*BRIEF:* Pick out each line with the word "JSON" from the material that follows.
■ ■ ■ ■
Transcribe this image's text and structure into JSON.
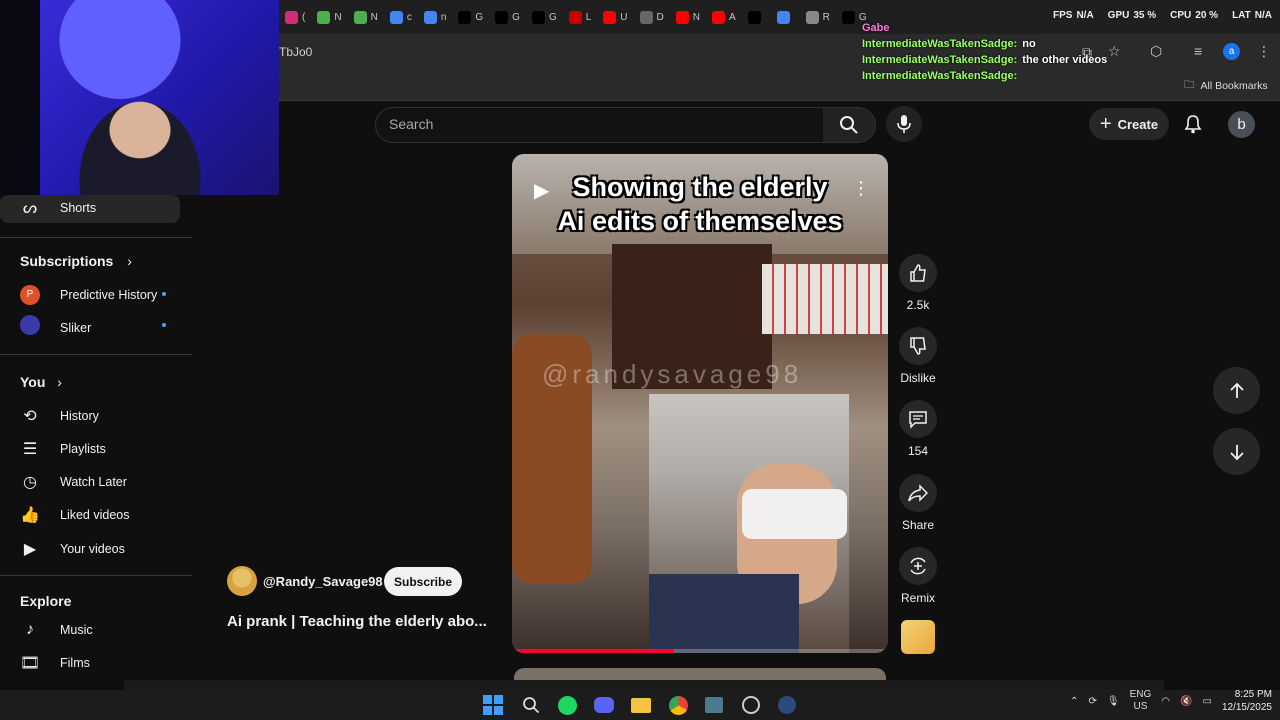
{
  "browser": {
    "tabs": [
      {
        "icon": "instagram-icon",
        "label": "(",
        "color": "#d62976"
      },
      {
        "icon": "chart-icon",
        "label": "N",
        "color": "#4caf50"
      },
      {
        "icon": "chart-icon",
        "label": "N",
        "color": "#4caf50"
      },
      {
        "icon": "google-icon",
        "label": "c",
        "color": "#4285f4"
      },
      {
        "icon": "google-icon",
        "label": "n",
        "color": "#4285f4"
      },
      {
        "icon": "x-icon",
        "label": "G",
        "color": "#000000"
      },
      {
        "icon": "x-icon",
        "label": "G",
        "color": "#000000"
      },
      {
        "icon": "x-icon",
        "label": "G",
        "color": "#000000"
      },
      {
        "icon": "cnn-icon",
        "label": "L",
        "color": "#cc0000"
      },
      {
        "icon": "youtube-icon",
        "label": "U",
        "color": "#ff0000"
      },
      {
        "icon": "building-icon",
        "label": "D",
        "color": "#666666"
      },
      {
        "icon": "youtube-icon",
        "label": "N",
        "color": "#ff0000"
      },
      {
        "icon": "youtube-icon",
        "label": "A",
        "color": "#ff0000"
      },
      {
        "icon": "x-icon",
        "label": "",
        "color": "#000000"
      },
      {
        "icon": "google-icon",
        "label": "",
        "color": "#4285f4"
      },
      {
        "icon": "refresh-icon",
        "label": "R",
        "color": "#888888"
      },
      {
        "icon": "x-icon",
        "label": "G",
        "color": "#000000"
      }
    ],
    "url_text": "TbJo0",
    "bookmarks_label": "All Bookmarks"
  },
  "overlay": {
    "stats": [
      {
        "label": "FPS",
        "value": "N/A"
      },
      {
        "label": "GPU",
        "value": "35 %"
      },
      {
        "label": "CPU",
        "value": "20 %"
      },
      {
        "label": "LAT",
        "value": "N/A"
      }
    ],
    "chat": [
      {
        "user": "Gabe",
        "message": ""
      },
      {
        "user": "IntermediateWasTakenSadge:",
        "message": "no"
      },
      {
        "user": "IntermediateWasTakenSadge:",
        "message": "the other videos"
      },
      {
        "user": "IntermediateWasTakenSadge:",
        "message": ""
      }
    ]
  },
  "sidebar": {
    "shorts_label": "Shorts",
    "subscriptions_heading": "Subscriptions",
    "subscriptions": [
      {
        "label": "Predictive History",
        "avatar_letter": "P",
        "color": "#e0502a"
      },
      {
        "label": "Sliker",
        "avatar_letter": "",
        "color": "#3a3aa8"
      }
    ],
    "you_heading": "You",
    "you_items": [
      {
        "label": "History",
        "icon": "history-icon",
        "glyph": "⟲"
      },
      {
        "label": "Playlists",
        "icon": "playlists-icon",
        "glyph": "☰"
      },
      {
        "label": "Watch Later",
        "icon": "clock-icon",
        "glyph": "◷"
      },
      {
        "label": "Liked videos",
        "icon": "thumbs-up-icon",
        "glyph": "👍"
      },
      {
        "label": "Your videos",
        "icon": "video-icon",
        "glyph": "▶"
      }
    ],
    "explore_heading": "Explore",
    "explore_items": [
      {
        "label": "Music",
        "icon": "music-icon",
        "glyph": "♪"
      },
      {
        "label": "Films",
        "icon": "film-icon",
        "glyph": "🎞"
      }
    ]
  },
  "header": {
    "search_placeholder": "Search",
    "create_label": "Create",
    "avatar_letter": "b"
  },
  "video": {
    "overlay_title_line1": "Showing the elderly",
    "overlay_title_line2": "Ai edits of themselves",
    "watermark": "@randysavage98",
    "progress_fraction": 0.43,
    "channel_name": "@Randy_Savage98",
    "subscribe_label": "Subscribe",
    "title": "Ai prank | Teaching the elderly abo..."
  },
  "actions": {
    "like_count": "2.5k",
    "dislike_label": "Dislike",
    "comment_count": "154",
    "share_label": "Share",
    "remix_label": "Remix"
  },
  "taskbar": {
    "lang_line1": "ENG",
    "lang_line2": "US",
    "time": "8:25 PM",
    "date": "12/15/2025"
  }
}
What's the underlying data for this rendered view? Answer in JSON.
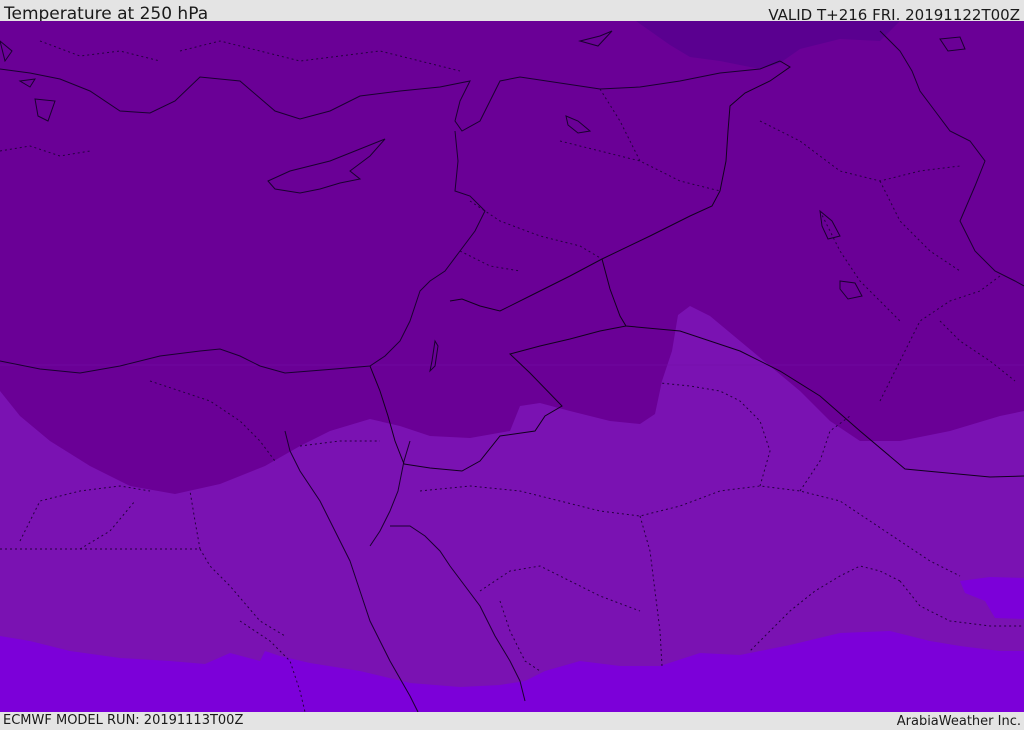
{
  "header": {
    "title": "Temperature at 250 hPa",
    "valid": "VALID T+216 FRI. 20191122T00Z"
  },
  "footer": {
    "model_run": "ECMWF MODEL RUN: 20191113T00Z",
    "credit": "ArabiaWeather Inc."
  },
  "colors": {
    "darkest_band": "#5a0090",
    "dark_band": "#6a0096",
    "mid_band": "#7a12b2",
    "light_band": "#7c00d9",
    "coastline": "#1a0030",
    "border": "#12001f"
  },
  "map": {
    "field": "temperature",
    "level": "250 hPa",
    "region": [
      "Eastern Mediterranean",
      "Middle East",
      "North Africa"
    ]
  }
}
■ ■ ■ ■
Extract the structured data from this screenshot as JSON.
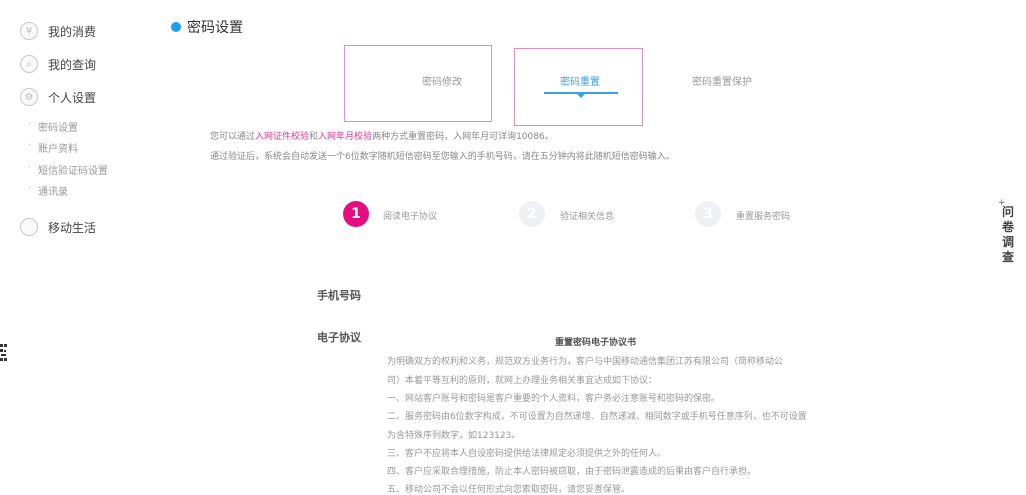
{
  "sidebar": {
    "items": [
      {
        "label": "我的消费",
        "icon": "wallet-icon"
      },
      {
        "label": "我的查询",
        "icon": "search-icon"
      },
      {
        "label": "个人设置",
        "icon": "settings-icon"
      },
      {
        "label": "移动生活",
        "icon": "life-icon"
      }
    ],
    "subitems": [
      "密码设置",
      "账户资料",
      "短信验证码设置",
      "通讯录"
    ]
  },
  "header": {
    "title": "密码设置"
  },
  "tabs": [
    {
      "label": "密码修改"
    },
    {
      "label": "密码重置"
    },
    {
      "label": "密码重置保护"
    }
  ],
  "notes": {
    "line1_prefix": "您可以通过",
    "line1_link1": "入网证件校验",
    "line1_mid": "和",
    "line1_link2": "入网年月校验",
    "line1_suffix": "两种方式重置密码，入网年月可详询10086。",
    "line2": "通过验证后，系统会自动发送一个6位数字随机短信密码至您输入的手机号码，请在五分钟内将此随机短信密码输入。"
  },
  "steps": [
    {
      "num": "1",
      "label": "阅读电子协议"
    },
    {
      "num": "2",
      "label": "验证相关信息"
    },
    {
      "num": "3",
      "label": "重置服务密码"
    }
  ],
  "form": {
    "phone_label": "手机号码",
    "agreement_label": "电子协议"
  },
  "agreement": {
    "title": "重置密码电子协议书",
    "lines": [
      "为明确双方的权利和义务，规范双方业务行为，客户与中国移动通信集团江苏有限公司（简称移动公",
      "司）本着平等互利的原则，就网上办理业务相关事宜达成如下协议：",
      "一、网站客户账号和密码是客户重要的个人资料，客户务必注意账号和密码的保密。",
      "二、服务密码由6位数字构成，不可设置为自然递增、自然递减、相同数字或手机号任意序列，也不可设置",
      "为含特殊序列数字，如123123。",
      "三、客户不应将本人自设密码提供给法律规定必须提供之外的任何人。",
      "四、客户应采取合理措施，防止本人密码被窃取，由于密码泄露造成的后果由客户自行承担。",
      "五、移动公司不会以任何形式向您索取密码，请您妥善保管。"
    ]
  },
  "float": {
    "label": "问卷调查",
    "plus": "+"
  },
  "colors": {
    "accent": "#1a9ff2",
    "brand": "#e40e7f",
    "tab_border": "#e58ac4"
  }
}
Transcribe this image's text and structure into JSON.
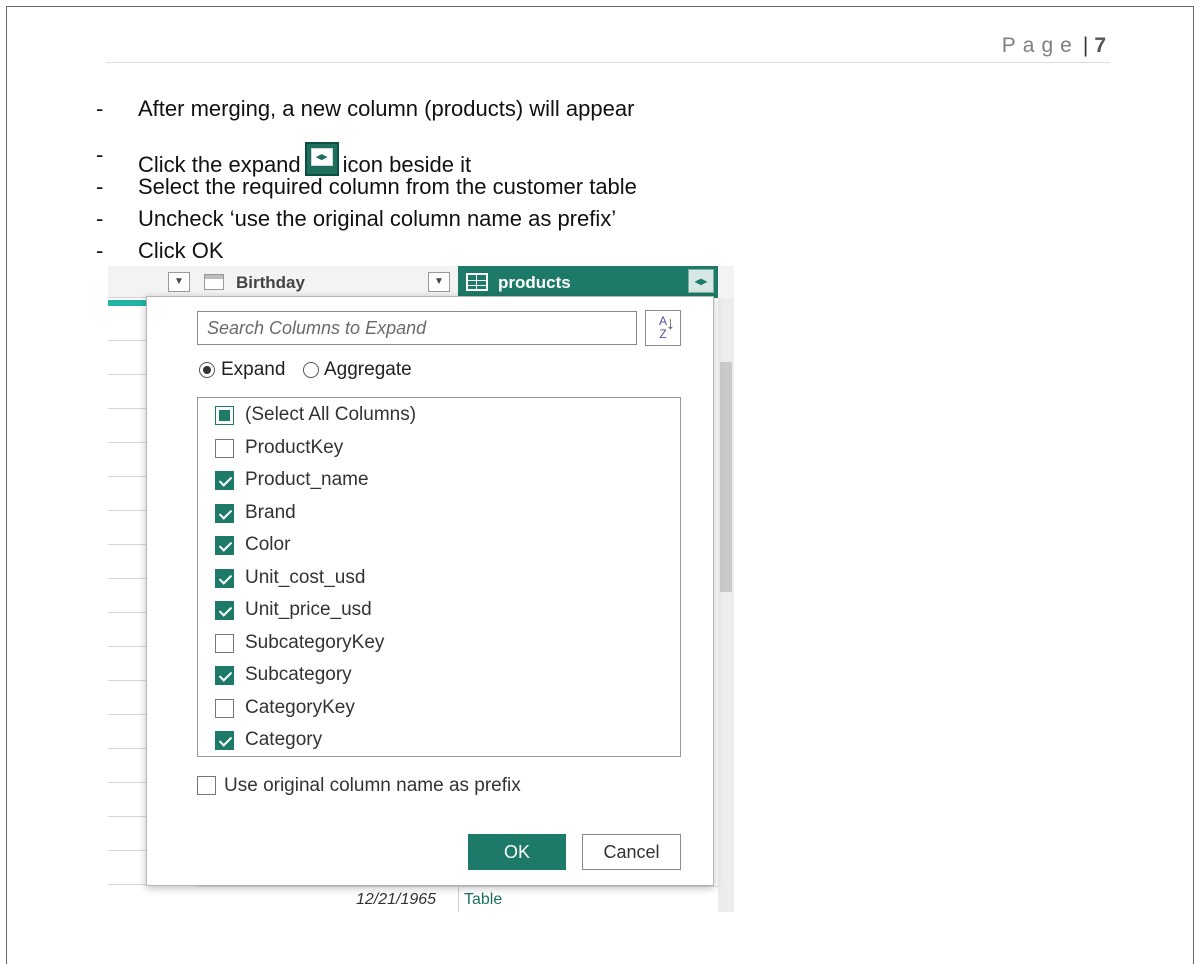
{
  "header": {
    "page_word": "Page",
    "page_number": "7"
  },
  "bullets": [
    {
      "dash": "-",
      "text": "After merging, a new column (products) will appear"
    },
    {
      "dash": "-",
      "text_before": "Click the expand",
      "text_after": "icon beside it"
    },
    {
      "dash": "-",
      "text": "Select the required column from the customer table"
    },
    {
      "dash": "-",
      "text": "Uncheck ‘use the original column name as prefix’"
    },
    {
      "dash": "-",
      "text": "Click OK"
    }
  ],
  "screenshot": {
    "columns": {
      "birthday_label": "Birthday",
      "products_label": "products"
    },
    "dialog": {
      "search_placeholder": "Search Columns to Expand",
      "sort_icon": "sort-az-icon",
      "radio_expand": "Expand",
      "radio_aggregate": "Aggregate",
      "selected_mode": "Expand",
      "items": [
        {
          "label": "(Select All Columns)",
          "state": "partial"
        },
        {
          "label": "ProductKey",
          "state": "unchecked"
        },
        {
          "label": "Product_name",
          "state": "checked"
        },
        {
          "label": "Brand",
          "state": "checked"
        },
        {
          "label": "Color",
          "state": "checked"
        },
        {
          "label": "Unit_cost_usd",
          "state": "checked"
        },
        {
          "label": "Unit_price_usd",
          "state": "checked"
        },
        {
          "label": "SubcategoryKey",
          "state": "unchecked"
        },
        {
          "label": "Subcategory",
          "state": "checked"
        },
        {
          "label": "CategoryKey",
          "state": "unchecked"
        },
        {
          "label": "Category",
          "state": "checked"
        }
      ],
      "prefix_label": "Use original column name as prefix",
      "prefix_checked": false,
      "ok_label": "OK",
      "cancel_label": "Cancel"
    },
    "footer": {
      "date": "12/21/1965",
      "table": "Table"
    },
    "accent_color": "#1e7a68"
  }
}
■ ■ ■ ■
*RESPONSE BOX:*
Transcribe this image's text and structure into JSON.
What's the underlying data for this rendered view? Answer in JSON.
Extract the structured data from this screenshot as JSON.
Transcribe this image's text and structure into JSON.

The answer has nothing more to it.